After the war ended, the Wing founded "The Community Players" to assist war veterans and their families on their return home. The Community Players was co-chaired by Katharine Cornell, who was active on the Stage Door Canteen.
With the close of the war, the Wing concentrated on holding seminars about American theater, and on funding numerous scholarship grants. It sponsored the First American Congress of Theatre (FACT) in 1947, but it is best known in contemporary times for having created, in the same year, "The American Theatre Wing's Antoinette Perry Awards for Excellence in Theatre," or "Tony Awards" for short, which it still sponsors and which awards were themselves named for Perry, its co-founder and wartime chair, who had died in 1946.
The initial presentation of the Wing's Tony Awards program on radio and television was broadcast only locally in New York City. In 1967, it partnered with the League of American Theatres and Producers, now called The Broadway League, to present them on nationwide network television.
From 1965 to 1998, Isabelle Stevenson was the President of the ATW. After retiring, she served as chairwoman of the board of directors until her death in 2003. A special non-competitive Tony Award, for humanitarian or charitable work, is named in her honor, and is called "The Isabelle Stevenson Award." It is the Tonys's answer to the Academy Awards's Jean Hersholt Humanitarian Award.
Stevenson was succeeded as chair person by Sondra Gilman and Doug Leeds who served as chairperson and president respectively from 2004-2008, when their 4-year term was completed. They were succeed by Theodore S. Chapin from 2008 to 2012. After Ted, the chair of the board was Tony Award-winning costume designer William Ivey Long from 2012 to 2016. The current board chair is Pulitzer Prize winning playwright David Henry Hwang. Angela Lansbury currently serves as honorary chairman and Heather A. Hitchens is President and CEO of the American Theatre Wing.

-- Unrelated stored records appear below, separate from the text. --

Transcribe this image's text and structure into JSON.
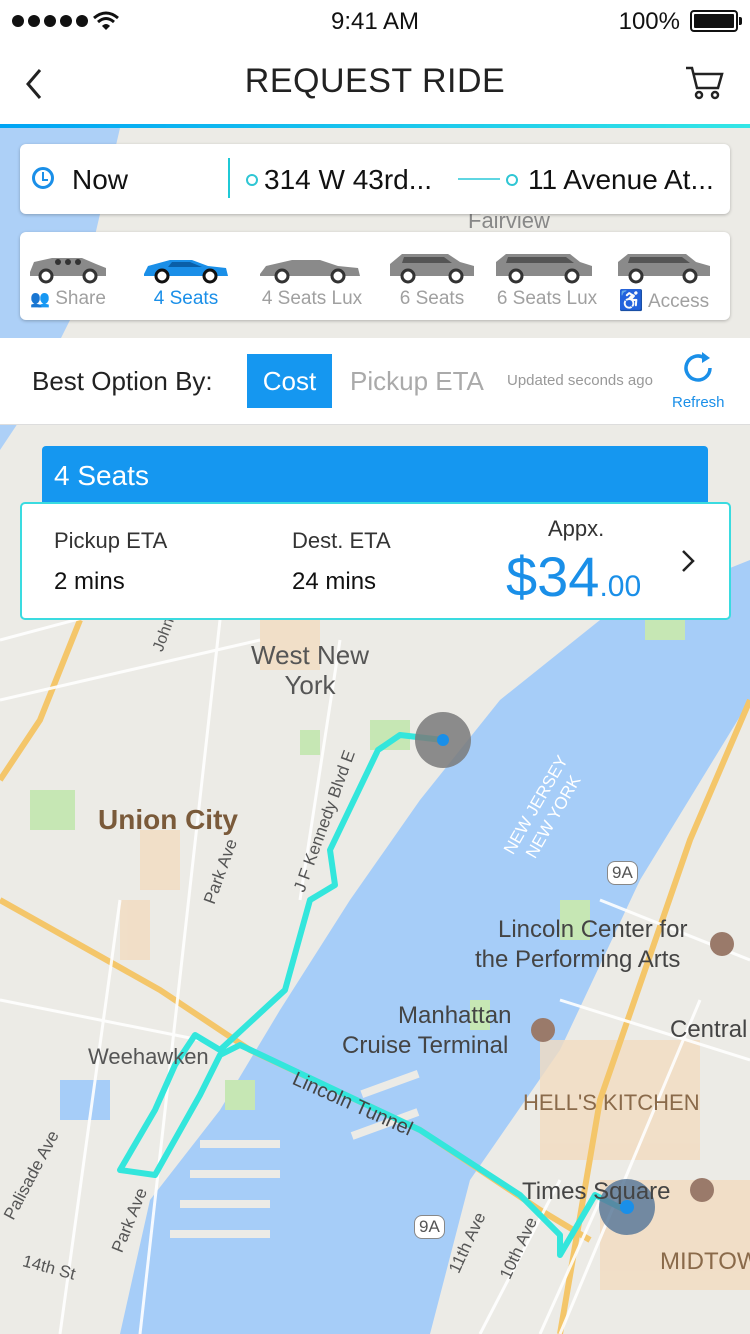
{
  "status_bar": {
    "time": "9:41 AM",
    "battery": "100%"
  },
  "header": {
    "title": "REQUEST RIDE"
  },
  "location": {
    "time_label": "Now",
    "pickup": "314 W 43rd...",
    "destination": "11 Avenue At..."
  },
  "vehicles": [
    {
      "label": "Share",
      "icon": "users-icon",
      "selected": false
    },
    {
      "label": "4 Seats",
      "selected": true
    },
    {
      "label": "4 Seats Lux",
      "selected": false
    },
    {
      "label": "6 Seats",
      "selected": false
    },
    {
      "label": "6 Seats Lux",
      "selected": false
    },
    {
      "label": "Access",
      "icon": "wheelchair-icon",
      "selected": false
    }
  ],
  "best_option": {
    "label": "Best Option By:",
    "cost": "Cost",
    "pickup_eta": "Pickup ETA",
    "updated": "Updated seconds ago",
    "refresh": "Refresh"
  },
  "ride": {
    "title": "4 Seats",
    "pickup_eta_label": "Pickup ETA",
    "pickup_eta": "2 mins",
    "dest_eta_label": "Dest. ETA",
    "dest_eta": "24 mins",
    "appx_label": "Appx.",
    "price_main": "$34",
    "price_cents": ".00"
  },
  "map_labels": {
    "fairview": "Fairview",
    "west_new_york": "West New York",
    "union_city": "Union City",
    "jfk_blvd_north": "John F. Kenn",
    "jfk_blvd": "J F Kennedy Blvd E",
    "park_ave": "Park Ave",
    "park_ave_south": "Park Ave",
    "weehawken": "Weehawken",
    "palisade_ave": "Palisade Ave",
    "fourteenth_st": "14th St",
    "nj_ny_1": "NEW JERSEY",
    "nj_ny_2": "NEW YORK",
    "route_9a": "9A",
    "route_9a_south": "9A",
    "lincoln_center_1": "Lincoln Center for",
    "lincoln_center_2": "the Performing Arts",
    "manhattan_cruise_1": "Manhattan",
    "manhattan_cruise_2": "Cruise Terminal",
    "central": "Central",
    "hells_kitchen": "HELL'S KITCHEN",
    "lincoln_tunnel": "Lincoln Tunnel",
    "times_square": "Times Square",
    "midtown": "MIDTOW",
    "eleventh_ave": "11th Ave",
    "tenth_ave": "10th Ave"
  },
  "colors": {
    "accent": "#1597f0",
    "route": "#33e6dc",
    "water": "#a6cdf8",
    "land": "#ecebe6"
  }
}
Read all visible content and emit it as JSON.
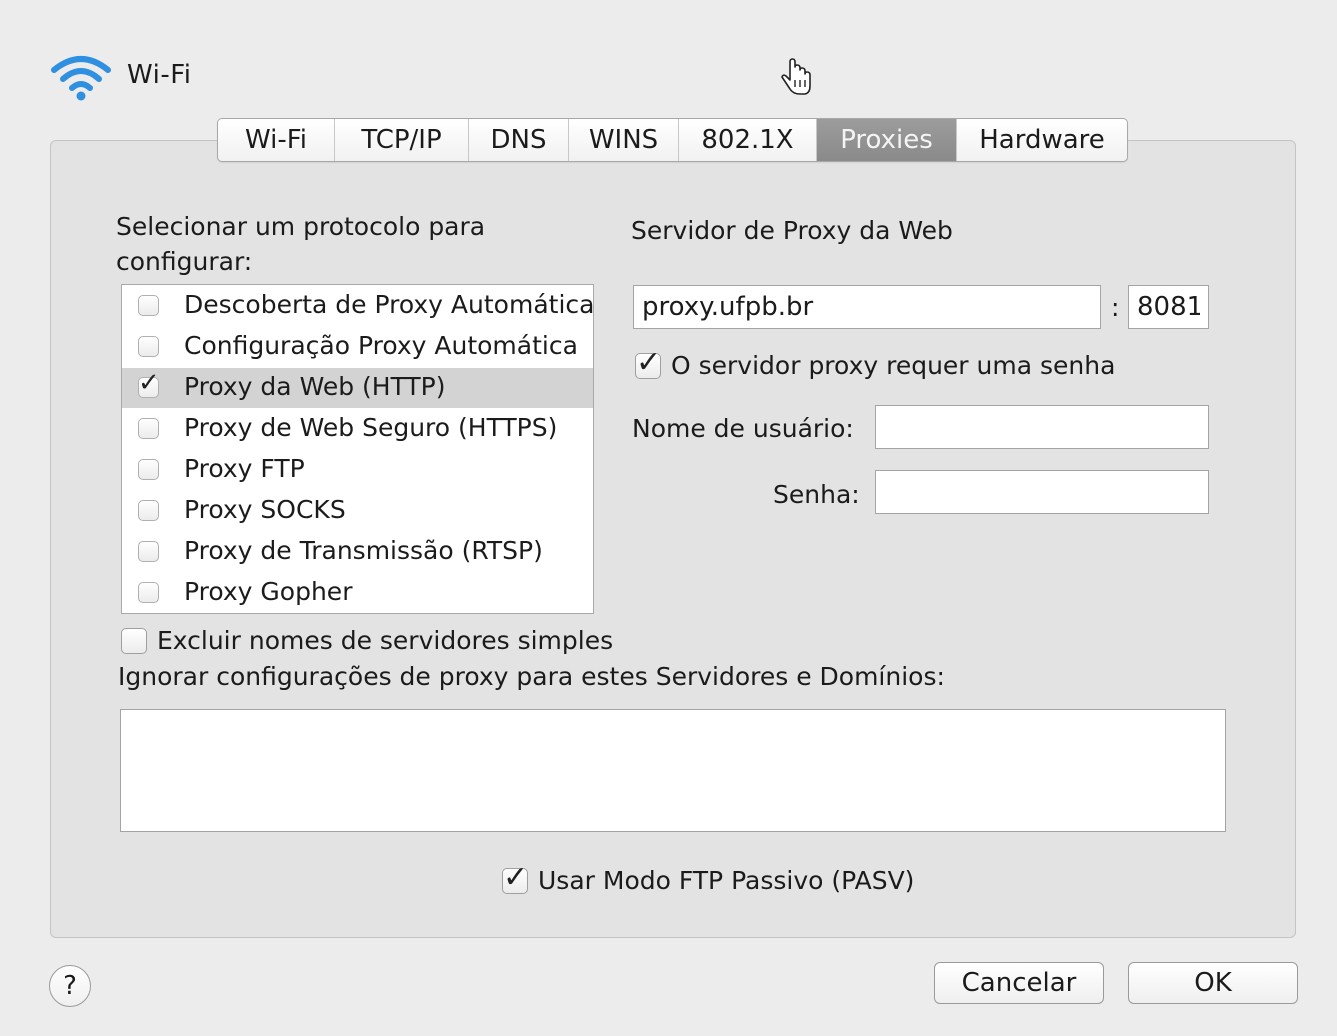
{
  "window": {
    "title": "Wi-Fi",
    "icon": "wifi-icon",
    "cursor": "hand-cursor-icon"
  },
  "tabs": [
    {
      "label": "Wi-Fi",
      "active": false
    },
    {
      "label": "TCP/IP",
      "active": false
    },
    {
      "label": "DNS",
      "active": false
    },
    {
      "label": "WINS",
      "active": false
    },
    {
      "label": "802.1X",
      "active": false
    },
    {
      "label": "Proxies",
      "active": true
    },
    {
      "label": "Hardware",
      "active": false
    }
  ],
  "protocols": {
    "heading_line1": "Selecionar um protocolo para",
    "heading_line2": "configurar:",
    "items": [
      {
        "label": "Descoberta de Proxy Automática",
        "checked": false,
        "selected": false
      },
      {
        "label": "Configuração Proxy Automática",
        "checked": false,
        "selected": false
      },
      {
        "label": "Proxy da Web (HTTP)",
        "checked": true,
        "selected": true
      },
      {
        "label": "Proxy de Web Seguro (HTTPS)",
        "checked": false,
        "selected": false
      },
      {
        "label": "Proxy FTP",
        "checked": false,
        "selected": false
      },
      {
        "label": "Proxy SOCKS",
        "checked": false,
        "selected": false
      },
      {
        "label": "Proxy de Transmissão (RTSP)",
        "checked": false,
        "selected": false
      },
      {
        "label": "Proxy Gopher",
        "checked": false,
        "selected": false
      }
    ]
  },
  "server": {
    "heading": "Servidor de Proxy da Web",
    "host": "proxy.ufpb.br",
    "separator": ":",
    "port": "8081",
    "requires_password_label": "O servidor proxy requer uma senha",
    "requires_password": true,
    "username_label": "Nome de usuário:",
    "username": "",
    "password_label": "Senha:",
    "password": ""
  },
  "bypass": {
    "exclude_simple_label": "Excluir nomes de servidores simples",
    "exclude_simple": false,
    "ignore_label": "Ignorar configurações de proxy para estes Servidores e Domínios:",
    "ignore_value": ""
  },
  "passive_ftp": {
    "label": "Usar Modo FTP Passivo (PASV)",
    "checked": true
  },
  "footer": {
    "help_label": "?",
    "cancel_label": "Cancelar",
    "ok_label": "OK"
  },
  "colors": {
    "wifi_blue": "#2f8fe0",
    "active_tab": "#8f8f8f",
    "selection": "#d3d3d3"
  }
}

Besides the Tonys, ATW operates an array of programs to support its goals, including:
- The long-running "Working In The Theatre" series of televised seminars with top practitioners in the field;
- A free audio and video archive of theatrical seminars and discussions on the American Theatre Wing YouTube channel;
- The Jonathan Larson Grants, supporting emerging creators of Musical Theatre
- National Theatre Company Grants, aiding theatre companies and organizations who have articulated a distinctive mission, cultivated an audience, and nurtured a community of artists in ways that strengthen the quality, diversity, and dynamism of American theatre.
- SpringboardNYC, a college to career bootcamp for actors
- The Theatre Intern Network; a social and professional networking organization for Theatre Interns in New York City
- "Archived copy". Archived from the original on 2014-04-22. Retrieved 2014-04-21.
- Nemy, Enid. "Isabelle Stevenson, Doyenne of the Tony Awards, Dies at 90". The New York Times, December 30, 2003.